Please find every line in the entries below that contains the string "Stav", and copy it.

• Exercise materials:
-------

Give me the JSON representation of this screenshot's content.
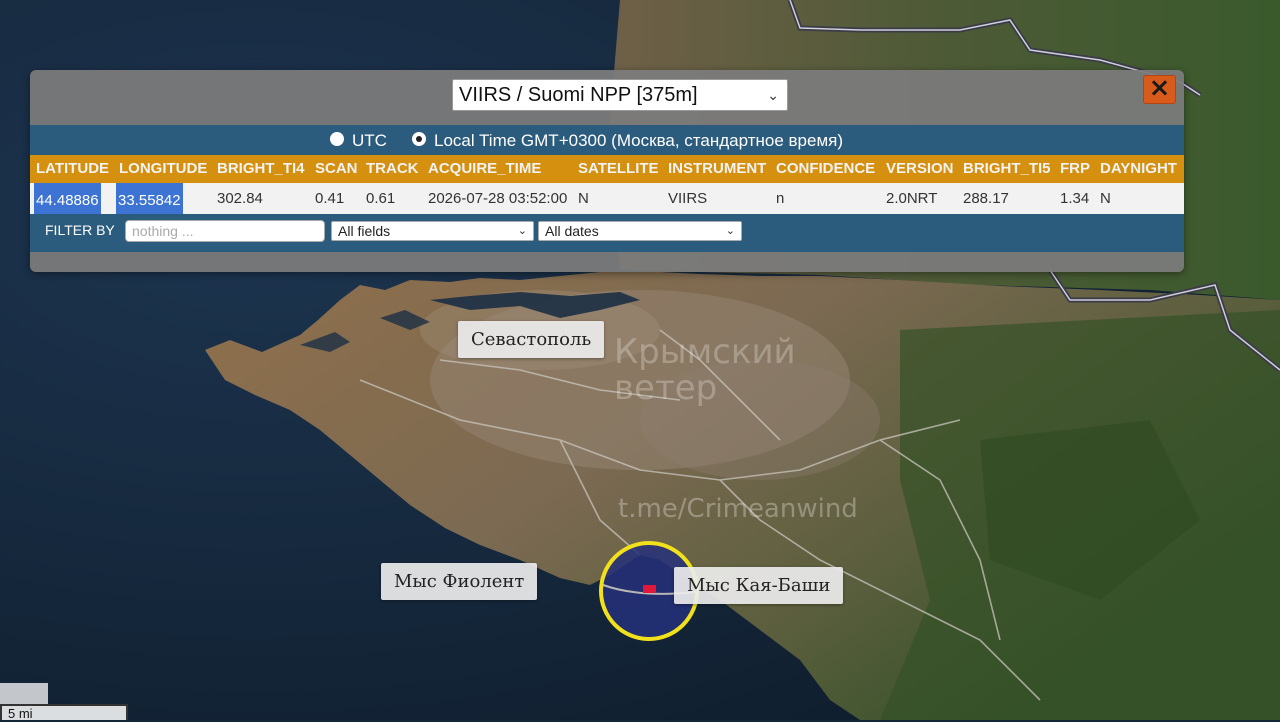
{
  "map": {
    "places": [
      {
        "id": "sevastopol",
        "label": "Севастополь"
      },
      {
        "id": "fiolent",
        "label": "Мыс Фиолент"
      },
      {
        "id": "kaya_bashi",
        "label": "Мыс Кая-Баши"
      }
    ],
    "watermarks": [
      "Крымский",
      "ветер",
      "t.me/Crimeanwind"
    ],
    "scale_label": "5 mi",
    "colors": {
      "sea": "#16273a",
      "land": "#7d6a4d",
      "forest": "#3e5a2b",
      "highlight_ring": "#f2e11a",
      "fire_pixel": "#e0193a"
    }
  },
  "panel": {
    "sensor": "VIIRS / Suomi NPP [375m]",
    "close_icon": "×",
    "timezone": {
      "utc_label": "UTC",
      "local_label": "Local Time GMT+0300 (Москва, стандартное время)",
      "selected": "local"
    },
    "columns": [
      "LATITUDE",
      "LONGITUDE",
      "BRIGHT_TI4",
      "SCAN",
      "TRACK",
      "ACQUIRE_TIME",
      "SATELLITE",
      "INSTRUMENT",
      "CONFIDENCE",
      "VERSION",
      "BRIGHT_TI5",
      "FRP",
      "DAYNIGHT"
    ],
    "row": [
      "44.48886",
      "33.55842",
      "302.84",
      "0.41",
      "0.61",
      "2026-07-28 03:52:00",
      "N",
      "VIIRS",
      "n",
      "2.0NRT",
      "288.17",
      "1.34",
      "N"
    ],
    "filter": {
      "label": "FILTER BY",
      "placeholder": "nothing ...",
      "fields_value": "All fields",
      "dates_value": "All dates"
    },
    "colors": {
      "header": "#d4900e",
      "bar": "#2b5b7d",
      "close": "#d85b1c"
    }
  }
}
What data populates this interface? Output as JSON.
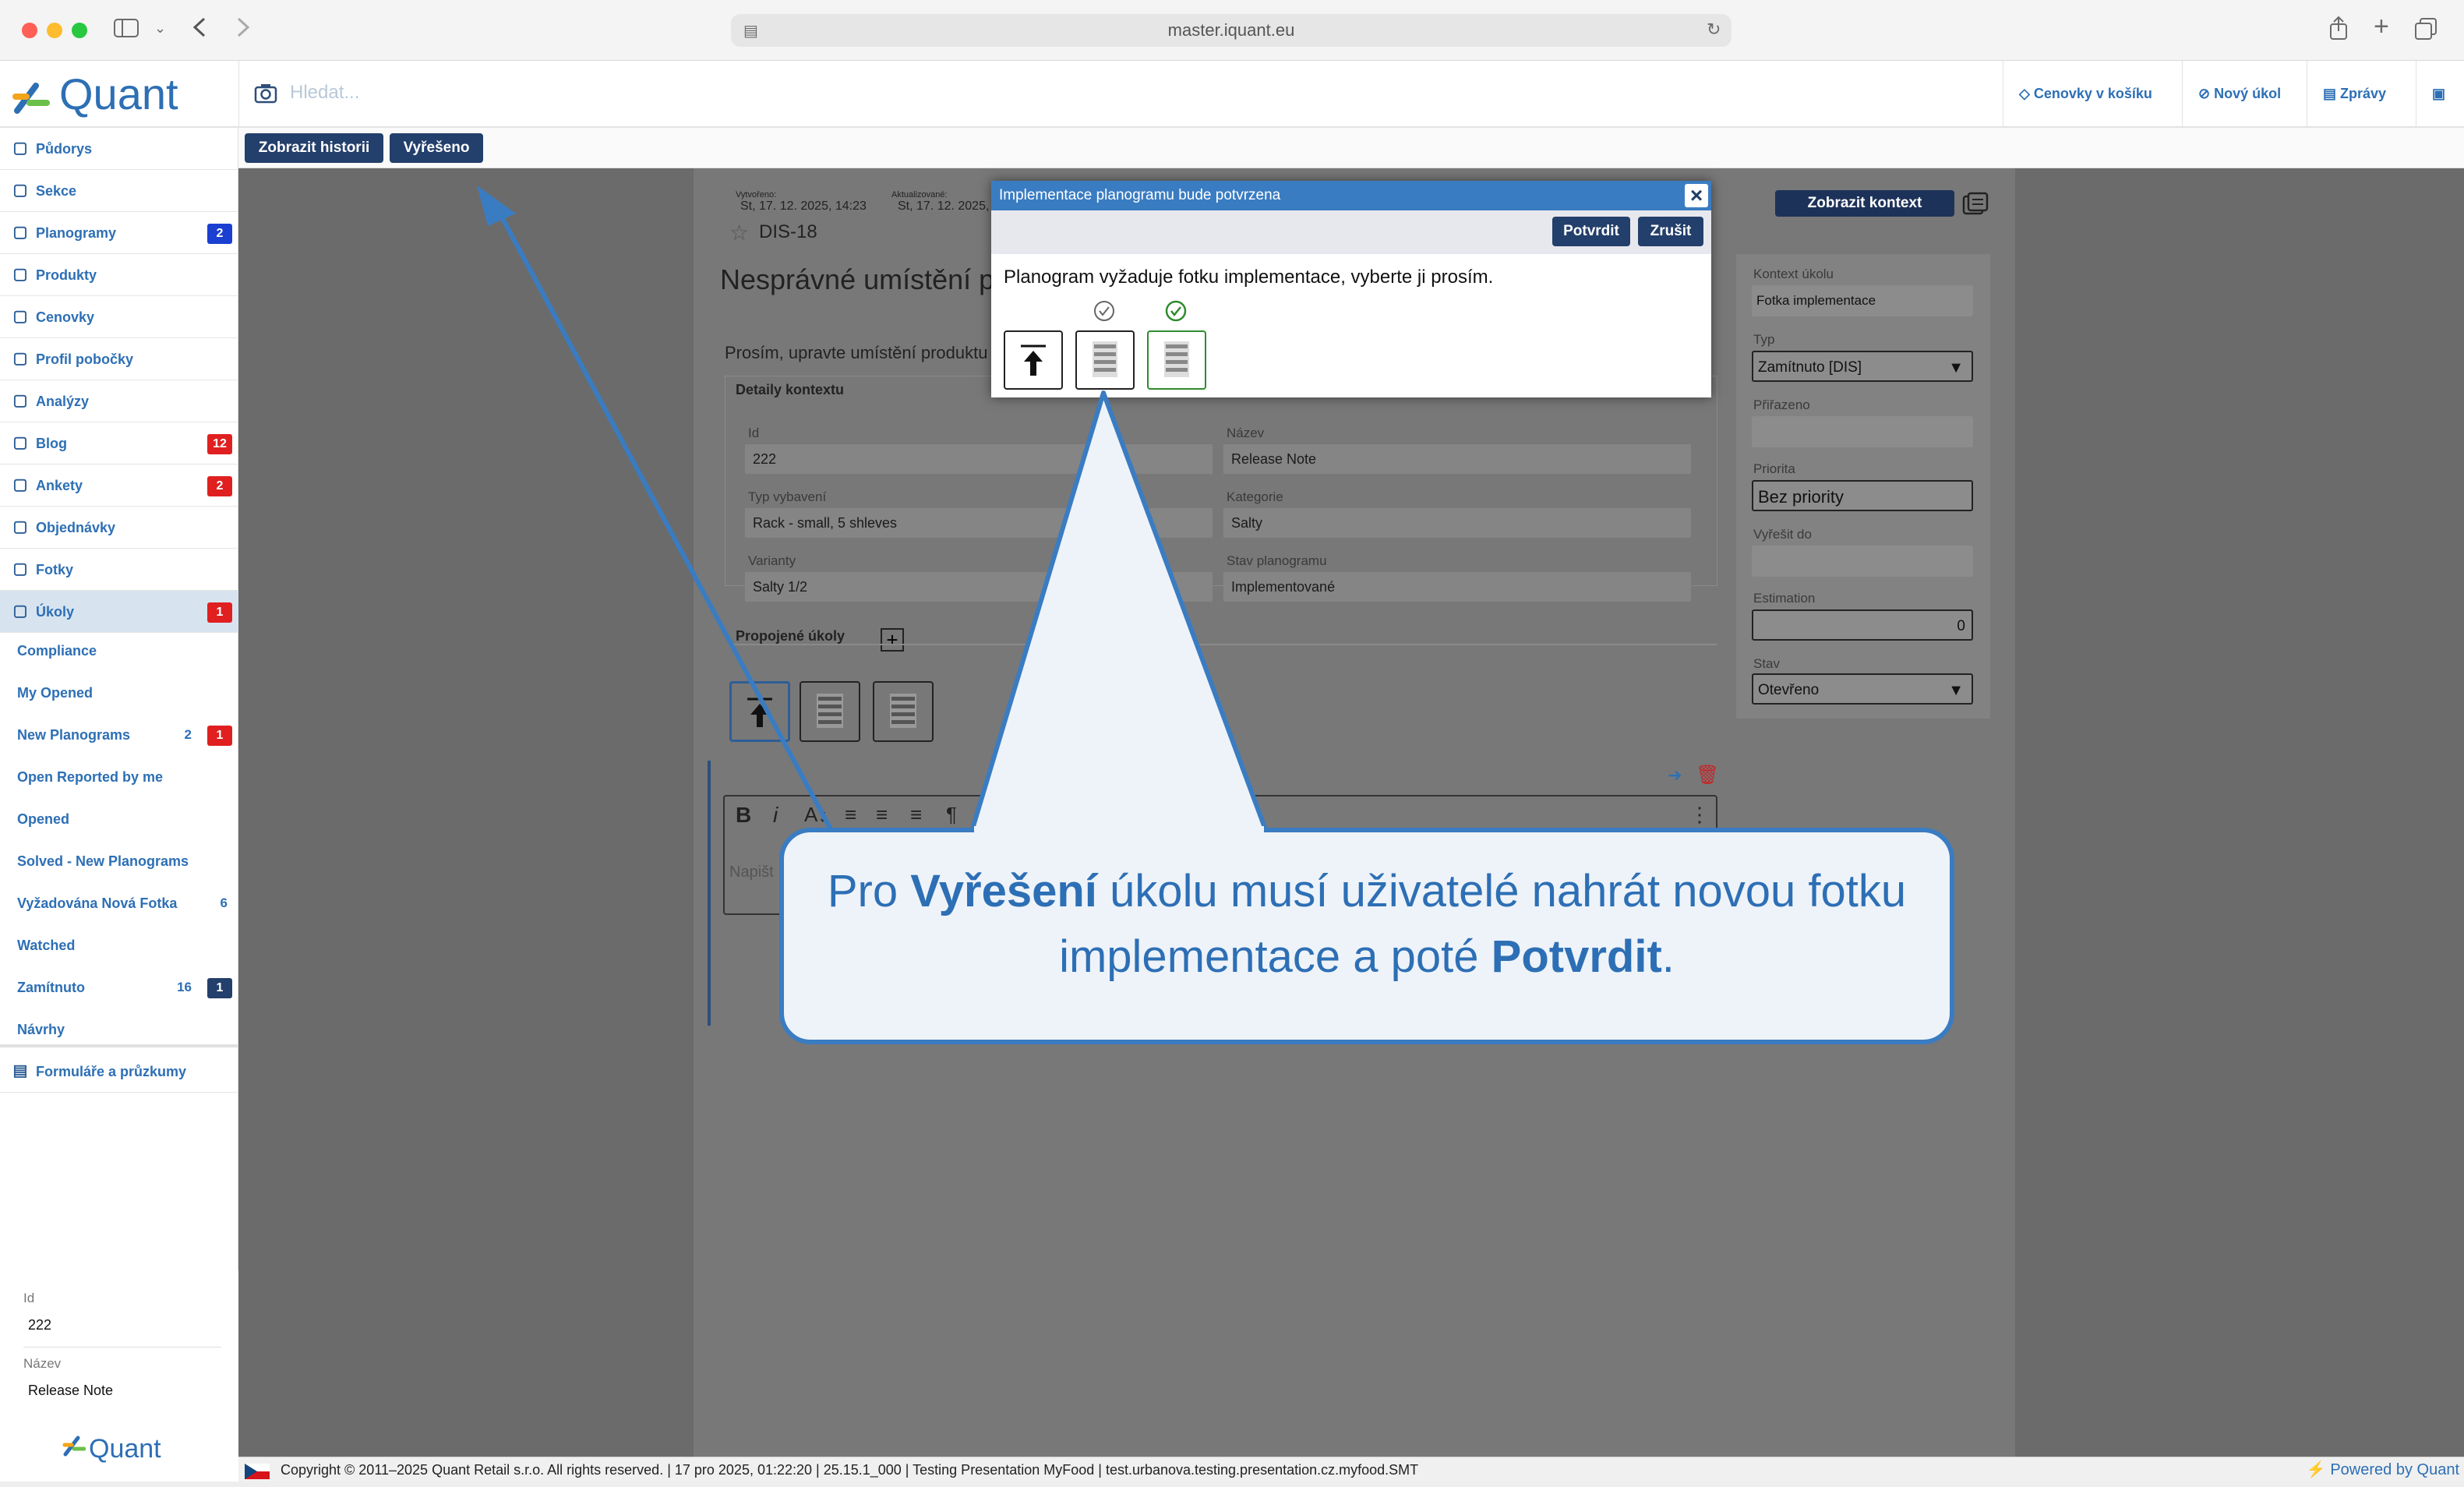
{
  "browser": {
    "url": "master.iquant.eu"
  },
  "header": {
    "logo": "Quant",
    "search_placeholder": "Hledat...",
    "buttons": [
      "Cenovky v košíku",
      "Nový úkol",
      "Zprávy"
    ]
  },
  "actionbar": {
    "history_label": "Zobrazit historii",
    "resolved_label": "Vyřešeno"
  },
  "sidebar": {
    "items": [
      {
        "label": "Půdorys",
        "icon": "floorplan-icon"
      },
      {
        "label": "Sekce",
        "icon": "section-icon"
      },
      {
        "label": "Planogramy",
        "icon": "planogram-icon",
        "badge": "2",
        "badge_color": "#1a3fd1"
      },
      {
        "label": "Produkty",
        "icon": "product-icon"
      },
      {
        "label": "Cenovky",
        "icon": "tag-icon"
      },
      {
        "label": "Profil pobočky",
        "icon": "info-icon"
      },
      {
        "label": "Analýzy",
        "icon": "chart-icon"
      },
      {
        "label": "Blog",
        "icon": "edit-icon",
        "badge": "12",
        "badge_color": "#e02020"
      },
      {
        "label": "Ankety",
        "icon": "survey-icon",
        "badge": "2",
        "badge_color": "#e02020"
      },
      {
        "label": "Objednávky",
        "icon": "order-icon"
      },
      {
        "label": "Fotky",
        "icon": "photo-icon"
      },
      {
        "label": "Úkoly",
        "icon": "check-circle-icon",
        "badge": "1",
        "badge_color": "#e02020"
      }
    ],
    "subitems": [
      {
        "label": "Compliance"
      },
      {
        "label": "My Opened"
      },
      {
        "label": "New Planograms",
        "count": "2",
        "badge": "1",
        "badge_color": "#e02020"
      },
      {
        "label": "Open Reported by me"
      },
      {
        "label": "Opened"
      },
      {
        "label": "Solved - New Planograms"
      },
      {
        "label": "Vyžadována Nová Fotka",
        "count": "6"
      },
      {
        "label": "Watched"
      },
      {
        "label": "Zamítnuto",
        "count": "16",
        "badge": "1",
        "badge_color": "#233f6b"
      },
      {
        "label": "Návrhy"
      }
    ],
    "forms_label": "Formuláře a průzkumy",
    "bottom": {
      "id_label": "Id",
      "id_value": "222",
      "name_label": "Název",
      "name_value": "Release Note",
      "logo": "Quant"
    }
  },
  "task": {
    "created_label": "Vytvořeno:",
    "created_value": "St, 17. 12. 2025, 14:23",
    "updated_label": "Aktualizované:",
    "updated_value": "St, 17. 12. 2025,",
    "code": "DIS-18",
    "title": "Nesprávné umístění p",
    "description": "Prosím, upravte umístění produktu p",
    "context_title": "Detaily kontextu",
    "fields": {
      "id_label": "Id",
      "id_value": "222",
      "name_label": "Název",
      "name_value": "Release Note",
      "equip_label": "Typ vybavení",
      "equip_value": "Rack - small, 5 shleves",
      "category_label": "Kategorie",
      "category_value": "Salty",
      "variant_label": "Varianty",
      "variant_value": "Salty 1/2",
      "state_label": "Stav planogramu",
      "state_value": "Implementované"
    },
    "linked_label": "Propojené úkoly",
    "editor_placeholder": "Napišt"
  },
  "right_panel": {
    "show_context": "Zobrazit kontext",
    "context_label": "Kontext úkolu",
    "context_value": "Fotka implementace",
    "type_label": "Typ",
    "type_value": "Zamítnuto [DIS]",
    "assigned_label": "Přiřazeno",
    "priority_label": "Priorita",
    "priority_value": "Bez priority",
    "due_label": "Vyřešit do",
    "estimation_label": "Estimation",
    "estimation_value": "0",
    "status_label": "Stav",
    "status_value": "Otevřeno"
  },
  "dialog": {
    "title": "Implementace planogramu bude potvrzena",
    "confirm": "Potvrdit",
    "cancel": "Zrušit",
    "message": "Planogram vyžaduje fotku implementace, vyberte ji prosím."
  },
  "callout": {
    "t1": "Pro ",
    "b1": "Vyřešení",
    "t2": " úkolu musí uživatelé nahrát novou fotku implementace a poté ",
    "b2": "Potvrdit",
    "t3": "."
  },
  "footer": {
    "text": "Copyright © 2011–2025 Quant Retail s.r.o. All rights reserved. | 17 pro 2025, 01:22:20 | 25.15.1_000 | Testing Presentation MyFood | test.urbanova.testing.presentation.cz.myfood.SMT",
    "powered": "Powered by Quant"
  }
}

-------

• Answer box:
      "state_label": "Stav planogramu",
    "status_label": "Stav",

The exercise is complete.